This particular pattern is very popular and I see that Ravelry alone has 647 projects made from it. My customisation was to make it a shoulder bag and add a knit thingummy.
Yarn: Acrylic that Yasmin sent me and I used for my Tunisian baby jacket a while ago. It’s squeaky and fuzzy, but works fine for a bag. Plus the colours go well together. I used up the pink completely, but have amounts of the white and purple left over.
Pattern: Haekelbeutel (PDF link, German also available), of course, by Inga Joana Mertens. The Rav page is here. Instead of making the 16 squares, I made 6 squares and 4 triangles, because it was fairly obvious that the number of rows I chose to make them would give me a huge sack and also, I was feeling too lazy to make so many of them. Since I had an even number of pieces and an odd number (3) of colours, I did my best to randomise the order of the colour changes, and then make two of each so the opposite sides of the bag would match. You could choose any square pattern, solid or not, as you wished, which is the beauty of this pattern. And the size of the square would determine how big your bag is. Nothing would stop you from knitting the squares, either. Although then it would be a Strickebeutel, I suppose. (Mine is just a Beutling, should have been a Beutchen).

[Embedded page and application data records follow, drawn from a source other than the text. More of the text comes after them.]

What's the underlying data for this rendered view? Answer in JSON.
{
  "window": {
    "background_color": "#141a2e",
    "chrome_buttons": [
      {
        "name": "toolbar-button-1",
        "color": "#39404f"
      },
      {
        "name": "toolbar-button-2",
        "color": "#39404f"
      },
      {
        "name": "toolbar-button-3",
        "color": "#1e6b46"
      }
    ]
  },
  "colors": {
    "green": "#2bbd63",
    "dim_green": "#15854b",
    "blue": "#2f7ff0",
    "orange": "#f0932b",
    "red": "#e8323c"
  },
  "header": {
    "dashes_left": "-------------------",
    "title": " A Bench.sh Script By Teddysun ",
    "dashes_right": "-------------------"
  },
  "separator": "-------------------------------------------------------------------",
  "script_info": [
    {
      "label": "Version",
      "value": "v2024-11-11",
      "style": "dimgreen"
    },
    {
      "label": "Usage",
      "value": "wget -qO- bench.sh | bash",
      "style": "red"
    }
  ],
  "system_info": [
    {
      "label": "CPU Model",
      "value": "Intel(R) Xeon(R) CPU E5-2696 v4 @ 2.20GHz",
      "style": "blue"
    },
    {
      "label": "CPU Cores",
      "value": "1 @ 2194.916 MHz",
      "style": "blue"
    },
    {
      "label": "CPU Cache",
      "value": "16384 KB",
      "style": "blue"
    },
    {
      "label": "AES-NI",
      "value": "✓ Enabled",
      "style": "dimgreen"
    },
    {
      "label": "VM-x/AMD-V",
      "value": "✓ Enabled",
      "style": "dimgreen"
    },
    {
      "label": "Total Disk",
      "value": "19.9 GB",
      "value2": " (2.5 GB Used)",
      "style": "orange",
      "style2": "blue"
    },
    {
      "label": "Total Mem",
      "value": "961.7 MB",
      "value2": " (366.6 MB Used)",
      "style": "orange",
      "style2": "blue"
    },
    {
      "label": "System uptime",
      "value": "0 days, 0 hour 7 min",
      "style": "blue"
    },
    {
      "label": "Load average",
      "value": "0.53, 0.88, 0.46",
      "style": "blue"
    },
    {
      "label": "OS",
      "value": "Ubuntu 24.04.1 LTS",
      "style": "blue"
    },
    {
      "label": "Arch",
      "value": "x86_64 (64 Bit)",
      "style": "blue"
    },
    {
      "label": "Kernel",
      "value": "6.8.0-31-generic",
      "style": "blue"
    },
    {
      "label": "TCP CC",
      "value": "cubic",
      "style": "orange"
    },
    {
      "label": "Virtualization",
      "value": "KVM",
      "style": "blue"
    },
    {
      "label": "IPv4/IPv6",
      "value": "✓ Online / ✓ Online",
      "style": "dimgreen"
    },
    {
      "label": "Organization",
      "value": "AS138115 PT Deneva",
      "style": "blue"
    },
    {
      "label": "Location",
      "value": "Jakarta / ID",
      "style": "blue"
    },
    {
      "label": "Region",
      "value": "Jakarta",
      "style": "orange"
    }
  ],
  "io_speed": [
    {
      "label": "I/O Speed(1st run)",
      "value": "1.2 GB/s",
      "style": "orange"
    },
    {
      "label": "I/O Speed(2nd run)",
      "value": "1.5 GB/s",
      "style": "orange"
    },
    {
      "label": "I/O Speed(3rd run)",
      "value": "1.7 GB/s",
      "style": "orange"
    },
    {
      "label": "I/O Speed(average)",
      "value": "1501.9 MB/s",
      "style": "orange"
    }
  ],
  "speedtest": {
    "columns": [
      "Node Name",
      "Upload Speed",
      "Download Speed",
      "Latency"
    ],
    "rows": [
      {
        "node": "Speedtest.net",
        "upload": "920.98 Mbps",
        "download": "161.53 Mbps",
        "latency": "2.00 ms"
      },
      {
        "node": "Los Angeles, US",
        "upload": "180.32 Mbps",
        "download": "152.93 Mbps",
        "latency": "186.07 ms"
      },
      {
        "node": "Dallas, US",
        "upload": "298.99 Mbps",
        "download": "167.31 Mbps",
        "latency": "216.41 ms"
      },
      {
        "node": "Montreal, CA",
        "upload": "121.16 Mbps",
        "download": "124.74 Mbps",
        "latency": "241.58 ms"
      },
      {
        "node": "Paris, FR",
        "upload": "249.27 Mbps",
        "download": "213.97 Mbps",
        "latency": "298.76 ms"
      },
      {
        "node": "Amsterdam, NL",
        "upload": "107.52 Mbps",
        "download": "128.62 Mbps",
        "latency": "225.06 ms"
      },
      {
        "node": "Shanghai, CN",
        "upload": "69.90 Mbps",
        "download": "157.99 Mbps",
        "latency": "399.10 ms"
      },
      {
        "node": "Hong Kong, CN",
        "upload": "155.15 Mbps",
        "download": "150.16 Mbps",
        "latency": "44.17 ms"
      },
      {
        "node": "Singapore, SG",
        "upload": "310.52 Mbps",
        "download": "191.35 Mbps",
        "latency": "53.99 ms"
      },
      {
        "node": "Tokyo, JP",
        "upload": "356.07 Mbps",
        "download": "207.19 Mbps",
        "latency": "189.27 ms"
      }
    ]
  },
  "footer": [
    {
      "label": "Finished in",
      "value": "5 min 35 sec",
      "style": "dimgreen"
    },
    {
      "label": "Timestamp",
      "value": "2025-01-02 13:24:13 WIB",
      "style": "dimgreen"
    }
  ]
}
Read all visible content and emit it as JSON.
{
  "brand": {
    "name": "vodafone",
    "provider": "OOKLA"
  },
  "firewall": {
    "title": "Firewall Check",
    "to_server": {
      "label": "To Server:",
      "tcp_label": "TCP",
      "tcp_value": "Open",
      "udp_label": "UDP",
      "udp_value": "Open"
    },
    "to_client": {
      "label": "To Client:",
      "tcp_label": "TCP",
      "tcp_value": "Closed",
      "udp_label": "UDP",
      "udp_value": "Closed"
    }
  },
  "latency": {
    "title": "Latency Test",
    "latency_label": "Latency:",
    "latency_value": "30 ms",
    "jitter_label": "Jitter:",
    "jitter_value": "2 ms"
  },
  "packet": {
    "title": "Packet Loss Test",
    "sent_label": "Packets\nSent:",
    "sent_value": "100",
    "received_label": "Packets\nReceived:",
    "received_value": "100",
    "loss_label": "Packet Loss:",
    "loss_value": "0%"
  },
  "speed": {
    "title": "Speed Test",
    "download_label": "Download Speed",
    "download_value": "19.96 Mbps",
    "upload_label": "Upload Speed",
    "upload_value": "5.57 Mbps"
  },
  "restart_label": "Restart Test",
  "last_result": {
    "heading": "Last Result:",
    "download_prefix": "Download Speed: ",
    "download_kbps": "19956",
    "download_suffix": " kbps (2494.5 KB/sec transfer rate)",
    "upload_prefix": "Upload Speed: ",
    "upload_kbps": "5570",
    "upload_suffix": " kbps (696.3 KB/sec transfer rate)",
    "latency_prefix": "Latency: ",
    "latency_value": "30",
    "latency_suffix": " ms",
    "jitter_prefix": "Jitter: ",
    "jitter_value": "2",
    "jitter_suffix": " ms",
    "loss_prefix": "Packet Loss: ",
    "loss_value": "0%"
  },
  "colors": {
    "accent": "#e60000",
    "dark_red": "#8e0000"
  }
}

Size: About 13″ x 8″
Time: About 4 days to finish the bag and as many weeks months to actually line it. No, about 2 months to line it. Seriously, I’m terrified of sewing, whether by hand or machine.
Extra #1. I used the polka dot fabric from the dress I blogged about almost a month ago. Nobody could ever accuse me of having an eye for colour or taste. (Polka dots with stripes! In non-matching colours!) Luckily, my revulsion of feeling after the lining was done was not matched by everyone and I gave the bag away to the MIL who took a shine to it. I also made a tiny pouch for a cell phone with the leftover bits of fabric. More pics on either my Flickr page ( click through from that photo) or my Rav project page.
#2. Even with such a simple construction, I confused myself when crocheting the pieces together and had to frog once not to end up with an unidentifiable 3D object like one of those hyperbolic art pieces.
#3. My favourite part of the bag though is the two-colour thingummy I made at the top. Due entirely to my tight gauge with two yarns, the thingummy (is a technical term, I swear) drew in on itself, thus making an opening smaller than the actual bag body. Neat, what? I went around on a circular needle after picking up stitches around the top, knit in stockinette for as long as I wanted the thingummy to be high, then purled one row with a contrast colour, knit for the same number of rows again. Folded it over at the purl row (which forms a natural hinge) and knit the final row together with the back of the first row. Voila, a nice neat thingummy. Makes me proud, it does. The actual knitting involved knitting the stitches of one colour on one pass while slipping the stitches of the other colour, and then doing the reverse on the second pass. I must strand very tightly, hence the thing drew together to become smaller than it began its life. On the inside I just used the white and left the purple out. Perhaps I slipped stitches again…how did the inside end up as small as the outside? Maybe a different size needle. Hmm.
#4. The handle was a lengthwise chain followed by sort of tapestry crocheting (crocheting over the unused colour), attached to curtain rings with their hooks broken off and crocheted over.
That’s it, really. And I don’t even have to carry it around.